ASSIGNED TASK »
Beginning with the first entry, set down each one exactly as shown.

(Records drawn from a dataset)

• • • •

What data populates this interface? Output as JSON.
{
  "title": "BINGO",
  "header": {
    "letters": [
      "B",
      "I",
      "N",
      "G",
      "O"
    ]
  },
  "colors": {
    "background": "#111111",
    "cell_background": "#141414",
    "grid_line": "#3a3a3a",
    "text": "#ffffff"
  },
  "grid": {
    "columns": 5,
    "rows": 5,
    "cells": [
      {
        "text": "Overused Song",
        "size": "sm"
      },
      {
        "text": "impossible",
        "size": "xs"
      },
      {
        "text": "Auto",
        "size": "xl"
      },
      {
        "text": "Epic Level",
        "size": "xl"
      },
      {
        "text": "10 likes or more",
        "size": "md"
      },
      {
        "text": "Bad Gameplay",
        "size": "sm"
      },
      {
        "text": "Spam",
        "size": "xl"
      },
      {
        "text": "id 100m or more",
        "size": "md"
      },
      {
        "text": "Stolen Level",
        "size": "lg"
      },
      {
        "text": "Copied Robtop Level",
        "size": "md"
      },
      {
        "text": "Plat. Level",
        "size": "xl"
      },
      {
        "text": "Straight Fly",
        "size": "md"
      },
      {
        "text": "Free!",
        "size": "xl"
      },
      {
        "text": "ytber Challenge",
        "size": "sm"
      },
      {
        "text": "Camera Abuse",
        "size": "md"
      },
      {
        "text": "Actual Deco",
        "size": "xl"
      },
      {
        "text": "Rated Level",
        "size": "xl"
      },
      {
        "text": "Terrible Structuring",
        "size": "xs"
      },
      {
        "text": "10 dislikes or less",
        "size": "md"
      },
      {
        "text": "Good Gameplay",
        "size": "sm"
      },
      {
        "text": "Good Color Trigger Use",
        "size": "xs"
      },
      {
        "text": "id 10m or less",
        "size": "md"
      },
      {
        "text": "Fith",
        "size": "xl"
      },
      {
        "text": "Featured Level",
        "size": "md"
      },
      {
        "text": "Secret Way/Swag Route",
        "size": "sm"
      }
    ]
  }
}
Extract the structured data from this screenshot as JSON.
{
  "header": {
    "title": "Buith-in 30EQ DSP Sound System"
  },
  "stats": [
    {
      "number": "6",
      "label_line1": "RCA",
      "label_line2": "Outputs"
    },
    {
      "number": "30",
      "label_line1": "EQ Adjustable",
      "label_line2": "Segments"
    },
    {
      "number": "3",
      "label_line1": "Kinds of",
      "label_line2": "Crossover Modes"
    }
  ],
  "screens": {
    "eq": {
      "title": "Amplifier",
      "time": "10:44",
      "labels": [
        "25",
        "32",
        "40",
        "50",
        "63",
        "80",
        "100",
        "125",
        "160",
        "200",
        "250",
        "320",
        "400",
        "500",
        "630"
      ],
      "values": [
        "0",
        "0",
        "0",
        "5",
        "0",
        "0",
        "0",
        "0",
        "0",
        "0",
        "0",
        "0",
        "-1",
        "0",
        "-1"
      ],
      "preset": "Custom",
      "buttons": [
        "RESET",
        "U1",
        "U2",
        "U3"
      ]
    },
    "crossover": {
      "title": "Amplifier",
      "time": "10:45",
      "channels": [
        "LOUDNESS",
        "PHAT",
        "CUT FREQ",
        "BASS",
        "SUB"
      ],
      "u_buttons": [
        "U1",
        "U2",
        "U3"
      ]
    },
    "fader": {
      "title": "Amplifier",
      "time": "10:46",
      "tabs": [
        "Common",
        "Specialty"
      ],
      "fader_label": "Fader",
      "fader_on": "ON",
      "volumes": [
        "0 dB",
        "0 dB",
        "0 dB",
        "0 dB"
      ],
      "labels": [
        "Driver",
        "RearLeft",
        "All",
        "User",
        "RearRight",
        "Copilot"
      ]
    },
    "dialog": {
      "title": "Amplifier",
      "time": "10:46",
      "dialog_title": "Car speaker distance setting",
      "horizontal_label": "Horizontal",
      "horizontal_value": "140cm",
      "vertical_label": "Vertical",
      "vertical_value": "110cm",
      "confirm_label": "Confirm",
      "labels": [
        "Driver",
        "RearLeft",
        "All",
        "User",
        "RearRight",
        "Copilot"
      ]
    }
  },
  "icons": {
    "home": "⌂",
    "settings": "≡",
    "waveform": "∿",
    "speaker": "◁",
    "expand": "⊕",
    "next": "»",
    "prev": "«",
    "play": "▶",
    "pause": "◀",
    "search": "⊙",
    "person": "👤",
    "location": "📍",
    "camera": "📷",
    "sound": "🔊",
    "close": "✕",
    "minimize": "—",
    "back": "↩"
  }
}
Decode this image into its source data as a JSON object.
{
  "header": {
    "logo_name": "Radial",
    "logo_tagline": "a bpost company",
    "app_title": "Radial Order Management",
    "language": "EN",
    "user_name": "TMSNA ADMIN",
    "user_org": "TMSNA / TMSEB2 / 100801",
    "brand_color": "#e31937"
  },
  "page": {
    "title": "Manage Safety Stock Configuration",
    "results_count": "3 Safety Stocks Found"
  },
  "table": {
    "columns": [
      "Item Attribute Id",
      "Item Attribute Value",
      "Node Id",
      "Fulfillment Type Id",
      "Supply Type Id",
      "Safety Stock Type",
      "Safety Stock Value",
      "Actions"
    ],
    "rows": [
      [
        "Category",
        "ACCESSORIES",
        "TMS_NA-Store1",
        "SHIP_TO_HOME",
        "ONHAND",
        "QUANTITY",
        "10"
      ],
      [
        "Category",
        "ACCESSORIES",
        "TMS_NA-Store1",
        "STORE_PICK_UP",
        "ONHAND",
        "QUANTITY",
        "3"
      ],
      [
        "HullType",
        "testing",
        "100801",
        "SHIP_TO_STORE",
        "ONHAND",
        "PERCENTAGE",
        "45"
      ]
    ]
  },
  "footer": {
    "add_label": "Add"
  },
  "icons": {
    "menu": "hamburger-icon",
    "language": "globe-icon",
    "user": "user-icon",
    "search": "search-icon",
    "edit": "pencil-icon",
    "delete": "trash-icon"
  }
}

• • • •

EXERCISE OUTPUT »
What data populates this interface? Output as JSON.
{
  "title": "BINGO",
  "header": {
    "letters": [
      "B",
      "I",
      "N",
      "G",
      "O"
    ]
  },
  "colors": {
    "background": "#111111",
    "cell_background": "#141414",
    "grid_line": "#3a3a3a",
    "text": "#ffffff"
  },
  "grid": {
    "columns": 5,
    "rows": 5,
    "cells": [
      {
        "text": "Overused Song",
        "size": "sm"
      },
      {
        "text": "impossible",
        "size": "xs"
      },
      {
        "text": "Auto",
        "size": "xl"
      },
      {
        "text": "Epic Level",
        "size": "xl"
      },
      {
        "text": "10 likes or more",
        "size": "md"
      },
      {
        "text": "Bad Gameplay",
        "size": "sm"
      },
      {
        "text": "Spam",
        "size": "xl"
      },
      {
        "text": "id 100m or more",
        "size": "md"
      },
      {
        "text": "Stolen Level",
        "size": "lg"
      },
      {
        "text": "Copied Robtop Level",
        "size": "md"
      },
      {
        "text": "Plat. Level",
        "size": "xl"
      },
      {
        "text": "Straight Fly",
        "size": "md"
      },
      {
        "text": "Free!",
        "size": "xl"
      },
      {
        "text": "ytber Challenge",
        "size": "sm"
      },
      {
        "text": "Camera Abuse",
        "size": "md"
      },
      {
        "text": "Actual Deco",
        "size": "xl"
      },
      {
        "text": "Rated Level",
        "size": "xl"
      },
      {
        "text": "Terrible Structuring",
        "size": "xs"
      },
      {
        "text": "10 dislikes or less",
        "size": "md"
      },
      {
        "text": "Good Gameplay",
        "size": "sm"
      },
      {
        "text": "Good Color Trigger Use",
        "size": "xs"
      },
      {
        "text": "id 10m or less",
        "size": "md"
      },
      {
        "text": "Fith",
        "size": "xl"
      },
      {
        "text": "Featured Level",
        "size": "md"
      },
      {
        "text": "Secret Way/Swag Route",
        "size": "sm"
      }
    ]
  }
}
Extract the structured data from this screenshot as JSON.
{
  "header": {
    "title": "Buith-in 30EQ DSP Sound System"
  },
  "stats": [
    {
      "number": "6",
      "label_line1": "RCA",
      "label_line2": "Outputs"
    },
    {
      "number": "30",
      "label_line1": "EQ Adjustable",
      "label_line2": "Segments"
    },
    {
      "number": "3",
      "label_line1": "Kinds of",
      "label_line2": "Crossover Modes"
    }
  ],
  "screens": {
    "eq": {
      "title": "Amplifier",
      "time": "10:44",
      "labels": [
        "25",
        "32",
        "40",
        "50",
        "63",
        "80",
        "100",
        "125",
        "160",
        "200",
        "250",
        "320",
        "400",
        "500",
        "630"
      ],
      "values": [
        "0",
        "0",
        "0",
        "5",
        "0",
        "0",
        "0",
        "0",
        "0",
        "0",
        "0",
        "0",
        "-1",
        "0",
        "-1"
      ],
      "preset": "Custom",
      "buttons": [
        "RESET",
        "U1",
        "U2",
        "U3"
      ]
    },
    "crossover": {
      "title": "Amplifier",
      "time": "10:45",
      "channels": [
        "LOUDNESS",
        "PHAT",
        "CUT FREQ",
        "BASS",
        "SUB"
      ],
      "u_buttons": [
        "U1",
        "U2",
        "U3"
      ]
    },
    "fader": {
      "title": "Amplifier",
      "time": "10:46",
      "tabs": [
        "Common",
        "Specialty"
      ],
      "fader_label": "Fader",
      "fader_on": "ON",
      "volumes": [
        "0 dB",
        "0 dB",
        "0 dB",
        "0 dB"
      ],
      "labels": [
        "Driver",
        "RearLeft",
        "All",
        "User",
        "RearRight",
        "Copilot"
      ]
    },
    "dialog": {
      "title": "Amplifier",
      "time": "10:46",
      "dialog_title": "Car speaker distance setting",
      "horizontal_label": "Horizontal",
      "horizontal_value": "140cm",
      "vertical_label": "Vertical",
      "vertical_value": "110cm",
      "confirm_label": "Confirm",
      "labels": [
        "Driver",
        "RearLeft",
        "All",
        "User",
        "RearRight",
        "Copilot"
      ]
    }
  },
  "icons": {
    "home": "⌂",
    "settings": "≡",
    "waveform": "∿",
    "speaker": "◁",
    "expand": "⊕",
    "next": "»",
    "prev": "«",
    "play": "▶",
    "pause": "◀",
    "search": "⊙",
    "person": "👤",
    "location": "📍",
    "camera": "📷",
    "sound": "🔊",
    "close": "✕",
    "minimize": "—",
    "back": "↩"
  }
}
Decode this image into its source data as a JSON object.
{
  "header": {
    "logo_name": "Radial",
    "logo_tagline": "a bpost company",
    "app_title": "Radial Order Management",
    "language": "EN",
    "user_name": "TMSNA ADMIN",
    "user_org": "TMSNA / TMSEB2 / 100801",
    "brand_color": "#e31937"
  },
  "page": {
    "title": "Manage Safety Stock Configuration",
    "results_count": "3 Safety Stocks Found"
  },
  "table": {
    "columns": [
      "Item Attribute Id",
      "Item Attribute Value",
      "Node Id",
      "Fulfillment Type Id",
      "Supply Type Id",
      "Safety Stock Type",
      "Safety Stock Value",
      "Actions"
    ],
    "rows": [
      [
        "Category",
        "ACCESSORIES",
        "TMS_NA-Store1",
        "SHIP_TO_HOME",
        "ONHAND",
        "QUANTITY",
        "10"
      ],
      [
        "Category",
        "ACCESSORIES",
        "TMS_NA-Store1",
        "STORE_PICK_UP",
        "ONHAND",
        "QUANTITY",
        "3"
      ],
      [
        "HullType",
        "testing",
        "100801",
        "SHIP_TO_STORE",
        "ONHAND",
        "PERCENTAGE",
        "45"
      ]
    ]
  },
  "footer": {
    "add_label": "Add"
  },
  "icons": {
    "menu": "hamburger-icon",
    "language": "globe-icon",
    "user": "user-icon",
    "search": "search-icon",
    "edit": "pencil-icon",
    "delete": "trash-icon"
  }
}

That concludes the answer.